Recreate the listing that follows line for line, without pictures.

__________________________________________________

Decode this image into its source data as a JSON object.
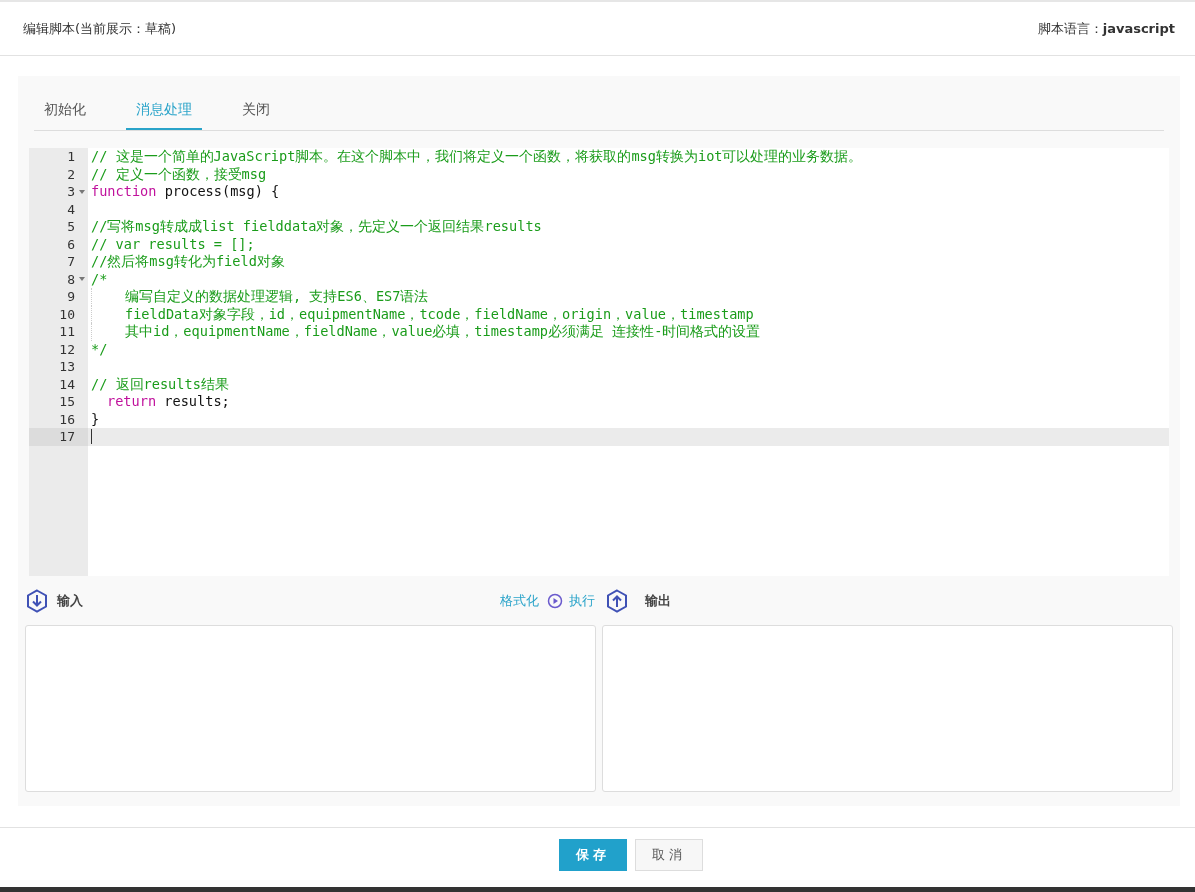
{
  "header": {
    "title": "编辑脚本(当前展示：草稿)",
    "language_label": "脚本语言：",
    "language_value": "javascript"
  },
  "tabs": [
    {
      "label": "初始化",
      "selected": false
    },
    {
      "label": "消息处理",
      "selected": true
    },
    {
      "label": "关闭",
      "selected": false
    }
  ],
  "editor": {
    "lines": [
      {
        "number": "1",
        "tokens": [
          {
            "kind": "comment",
            "text": "// 这是一个简单的JavaScript脚本。在这个脚本中，我们将定义一个函数，将获取的msg转换为iot可以处理的业务数据。"
          }
        ]
      },
      {
        "number": "2",
        "tokens": [
          {
            "kind": "comment",
            "text": "// 定义一个函数，接受msg"
          }
        ]
      },
      {
        "number": "3",
        "foldable": true,
        "tokens": [
          {
            "kind": "keyword",
            "text": "function"
          },
          {
            "kind": "plain",
            "text": " process(msg) {"
          }
        ]
      },
      {
        "number": "4"
      },
      {
        "number": "5",
        "tokens": [
          {
            "kind": "comment",
            "text": "//写将msg转成成list fielddata对象，先定义一个返回结果results"
          }
        ]
      },
      {
        "number": "6",
        "tokens": [
          {
            "kind": "comment",
            "text": "// var results = [];"
          }
        ]
      },
      {
        "number": "7",
        "tokens": [
          {
            "kind": "comment",
            "text": "//然后将msg转化为field对象"
          }
        ]
      },
      {
        "number": "8",
        "foldable": true,
        "tokens": [
          {
            "kind": "comment",
            "text": "/*"
          }
        ]
      },
      {
        "number": "9",
        "indented": true,
        "tokens": [
          {
            "kind": "comment",
            "text": "编写自定义的数据处理逻辑, 支持ES6、ES7语法"
          }
        ]
      },
      {
        "number": "10",
        "indented": true,
        "tokens": [
          {
            "kind": "comment",
            "text": "fieldData对象字段，id，equipmentName，tcode，fieldName，origin，value，timestamp"
          }
        ]
      },
      {
        "number": "11",
        "indented": true,
        "tokens": [
          {
            "kind": "comment",
            "text": "其中id，equipmentName，fieldName，value必填，timestamp必须满足 连接性-时间格式的设置"
          }
        ]
      },
      {
        "number": "12",
        "tokens": [
          {
            "kind": "comment",
            "text": "*/"
          }
        ]
      },
      {
        "number": "13"
      },
      {
        "number": "14",
        "tokens": [
          {
            "kind": "comment",
            "text": "// 返回results结果"
          }
        ]
      },
      {
        "number": "15",
        "tokens": [
          {
            "kind": "keyword",
            "text": "return"
          },
          {
            "kind": "plain",
            "text": " results;"
          }
        ],
        "indented_small": true
      },
      {
        "number": "16",
        "tokens": [
          {
            "kind": "plain",
            "text": "}"
          }
        ]
      },
      {
        "number": "17",
        "active": true
      }
    ]
  },
  "io": {
    "input_label": "输入",
    "format_link": "格式化",
    "run_link": "执行",
    "output_label": "输出"
  },
  "buttons": [
    {
      "kind": "primary",
      "label": "保存"
    },
    {
      "kind": "default",
      "label": "取消"
    }
  ]
}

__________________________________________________

- _SOLUTION BELOW_
Decode this image into its source data as a JSON object.
{
  "header": {
    "title": "编辑脚本(当前展示：草稿)",
    "language_label": "脚本语言：",
    "language_value": "javascript"
  },
  "tabs": [
    {
      "label": "初始化",
      "selected": false
    },
    {
      "label": "消息处理",
      "selected": true
    },
    {
      "label": "关闭",
      "selected": false
    }
  ],
  "editor": {
    "lines": [
      {
        "number": "1",
        "tokens": [
          {
            "kind": "comment",
            "text": "// 这是一个简单的JavaScript脚本。在这个脚本中，我们将定义一个函数，将获取的msg转换为iot可以处理的业务数据。"
          }
        ]
      },
      {
        "number": "2",
        "tokens": [
          {
            "kind": "comment",
            "text": "// 定义一个函数，接受msg"
          }
        ]
      },
      {
        "number": "3",
        "foldable": true,
        "tokens": [
          {
            "kind": "keyword",
            "text": "function"
          },
          {
            "kind": "plain",
            "text": " process(msg) {"
          }
        ]
      },
      {
        "number": "4"
      },
      {
        "number": "5",
        "tokens": [
          {
            "kind": "comment",
            "text": "//写将msg转成成list fielddata对象，先定义一个返回结果results"
          }
        ]
      },
      {
        "number": "6",
        "tokens": [
          {
            "kind": "comment",
            "text": "// var results = [];"
          }
        ]
      },
      {
        "number": "7",
        "tokens": [
          {
            "kind": "comment",
            "text": "//然后将msg转化为field对象"
          }
        ]
      },
      {
        "number": "8",
        "foldable": true,
        "tokens": [
          {
            "kind": "comment",
            "text": "/*"
          }
        ]
      },
      {
        "number": "9",
        "indented": true,
        "tokens": [
          {
            "kind": "comment",
            "text": "编写自定义的数据处理逻辑, 支持ES6、ES7语法"
          }
        ]
      },
      {
        "number": "10",
        "indented": true,
        "tokens": [
          {
            "kind": "comment",
            "text": "fieldData对象字段，id，equipmentName，tcode，fieldName，origin，value，timestamp"
          }
        ]
      },
      {
        "number": "11",
        "indented": true,
        "tokens": [
          {
            "kind": "comment",
            "text": "其中id，equipmentName，fieldName，value必填，timestamp必须满足 连接性-时间格式的设置"
          }
        ]
      },
      {
        "number": "12",
        "tokens": [
          {
            "kind": "comment",
            "text": "*/"
          }
        ]
      },
      {
        "number": "13"
      },
      {
        "number": "14",
        "tokens": [
          {
            "kind": "comment",
            "text": "// 返回results结果"
          }
        ]
      },
      {
        "number": "15",
        "tokens": [
          {
            "kind": "keyword",
            "text": "return"
          },
          {
            "kind": "plain",
            "text": " results;"
          }
        ],
        "indented_small": true
      },
      {
        "number": "16",
        "tokens": [
          {
            "kind": "plain",
            "text": "}"
          }
        ]
      },
      {
        "number": "17",
        "active": true
      }
    ]
  },
  "io": {
    "input_label": "输入",
    "format_link": "格式化",
    "run_link": "执行",
    "output_label": "输出"
  },
  "buttons": [
    {
      "kind": "primary",
      "label": "保存"
    },
    {
      "kind": "default",
      "label": "取消"
    }
  ]
}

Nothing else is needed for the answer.